Logo link to homepage

Report on Piton de la Fournaise (France) — 28 September-4 October 2022

Piton de la Fournaise

Smithsonian Institution / US Geological Survey
Weekly Volcanic Activity Report, 28 September-4 October 2022
Managing Editor: Sally Sennert.

Please cite this report as:

Global Volcanism Program, 2022. Report on Piton de la Fournaise (France) (Sennert, S, ed.). Weekly Volcanic Activity Report, 28 September-4 October 2022. Smithsonian Institution and US Geological Survey.

Weekly Report (28 September-4 October 2022)

Piton de la Fournaise


21.244°S, 55.708°E; summit elev. 2632 m

All times are local (unless otherwise noted)

OVPF reported that the eruption at Piton de la Fournaise that began on 19 September was ongoing at a cone adjacent to the SW flank of Piton Kala Pélé during 28 September-4 October. The cone ejected lava to low heights above the rim. Lava flowed from the base of the cone in two main branches, to the SE and E, mainly through lava tubes, as far as 3 km. By 28 September the cone had grown to just over 8 m tall and around 27 m wide at its base. Average daily lava flow discharge rate estimates had a mean value of 8 meters per second at the beginning of the eruption but then stabilized at 2-4 meters per second; the flow rate increased during 28-29 September to more than 6 meters per second. Lava discharge rates were likely underestimated due to measurements hindered by weather conditions or flows obscured by tubes. Tremor levels and gas emissions also began increasing on 29 September and remained at high levels during the rest of the week. The vent at the top of the cone widened and a new, smaller cone formed on the S flank and produced lava flows.

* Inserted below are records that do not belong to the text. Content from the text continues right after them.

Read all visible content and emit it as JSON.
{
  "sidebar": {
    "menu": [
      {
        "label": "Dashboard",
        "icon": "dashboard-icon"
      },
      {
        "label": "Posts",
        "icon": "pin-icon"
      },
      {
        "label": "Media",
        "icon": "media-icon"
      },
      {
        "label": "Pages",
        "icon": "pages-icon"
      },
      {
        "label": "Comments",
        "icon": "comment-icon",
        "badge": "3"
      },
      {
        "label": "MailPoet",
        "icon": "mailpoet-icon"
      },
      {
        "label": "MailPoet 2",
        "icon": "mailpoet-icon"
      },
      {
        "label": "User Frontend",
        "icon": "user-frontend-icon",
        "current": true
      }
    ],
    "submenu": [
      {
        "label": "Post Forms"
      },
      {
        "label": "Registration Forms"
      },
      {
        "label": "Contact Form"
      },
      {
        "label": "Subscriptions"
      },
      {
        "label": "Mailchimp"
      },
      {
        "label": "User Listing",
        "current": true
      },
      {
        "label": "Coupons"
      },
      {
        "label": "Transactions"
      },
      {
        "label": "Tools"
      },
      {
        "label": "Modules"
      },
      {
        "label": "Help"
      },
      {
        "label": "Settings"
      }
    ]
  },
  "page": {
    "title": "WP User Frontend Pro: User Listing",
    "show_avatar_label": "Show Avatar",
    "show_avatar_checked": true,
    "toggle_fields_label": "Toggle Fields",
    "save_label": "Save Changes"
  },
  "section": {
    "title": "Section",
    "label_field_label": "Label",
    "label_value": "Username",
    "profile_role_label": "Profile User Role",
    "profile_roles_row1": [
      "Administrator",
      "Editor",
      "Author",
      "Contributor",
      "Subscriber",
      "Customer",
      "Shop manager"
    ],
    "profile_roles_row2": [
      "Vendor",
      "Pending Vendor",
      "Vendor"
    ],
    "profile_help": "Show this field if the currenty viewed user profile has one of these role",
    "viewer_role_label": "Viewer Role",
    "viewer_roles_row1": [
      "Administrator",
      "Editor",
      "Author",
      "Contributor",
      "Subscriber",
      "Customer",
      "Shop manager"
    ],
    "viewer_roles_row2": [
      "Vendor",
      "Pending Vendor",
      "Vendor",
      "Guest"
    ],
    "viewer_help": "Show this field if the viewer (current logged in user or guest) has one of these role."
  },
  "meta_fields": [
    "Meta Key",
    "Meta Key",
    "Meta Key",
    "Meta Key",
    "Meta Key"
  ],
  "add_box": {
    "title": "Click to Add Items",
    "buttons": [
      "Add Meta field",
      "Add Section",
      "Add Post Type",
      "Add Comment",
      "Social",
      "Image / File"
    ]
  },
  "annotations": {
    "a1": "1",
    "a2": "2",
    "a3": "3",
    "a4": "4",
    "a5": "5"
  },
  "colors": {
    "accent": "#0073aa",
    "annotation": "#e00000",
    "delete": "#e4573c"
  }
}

The volume of erupted lava was 2.6-5.4 million cubic meters by 30 September; peak discharge rates reached 20 meters per second at times.

Sulfur dioxide emission estimates derived from satellite data had increased from about 610 tons per day on 28 September to 1,525 tons per day on 1 October. A well-defined gas plume, denser than those seen during previous days, was identified in a 30 September satellite image drifting 300 km NW at an altitude of 3 km (10,000 ft) a.s.l. A more significant sulfur dioxide plume was identified in satellite data the next day, drifting as far as 400 km. Gas plumes drifted SW during 2-3 October. Sulfur dioxide emissions continued to increase and were about 2,500 tons per day on 3 October. The cone had grown to around 12 m tall and 43 m wide at the base.

During 3-4 October the ejection of lava above the cone became less intense, and the new smaller cone was only weakly active. The southernmost lava flow had reached 1,800 m elevation in an area 1.5 km NW of Nez coupé du Tremblet. During 4-5 October tremor levels fluctuated. Lava effusion increased, averaging 10 meters per second with peaks at 25 meters per second. Lava was ejected above the main vent, which was 23 m wide; the smaller vent was not active. The eruption stopped or paused at 0748 on 5 October based on visual observations and a sudden halt in tremor signals.

Geological Summary. Piton de la Fournaise is a massive basaltic shield volcano on the French island of Réunion in the western Indian Ocean. Much of its more than 530,000-year history overlapped with eruptions of the deeply dissected Piton des Neiges shield volcano to the NW. Three scarps formed at about 250,000, 65,000, and less than 5,000 years ago by progressive eastward slumping, leaving caldera-sized embayments open to the E and SE. Numerous pyroclastic cones are present on the floor of the scarps and their outer flanks. Most recorded eruptions have originated from the summit and flanks of Dolomieu, a 400-m-high lava shield that has grown within the youngest scarp, which is about 9 km wide and about 13 km from the western wall to the ocean on the E side. More than 150 eruptions, most of which have produced fluid basaltic lava flows, have occurred since the 17th century. Only six eruptions, in 1708, 1774, 1776, 1800, 1977, and 1986, have originated from fissures outside the scarps.

Source: Observatoire Volcanologique du Piton de la Fournaise (OVPF)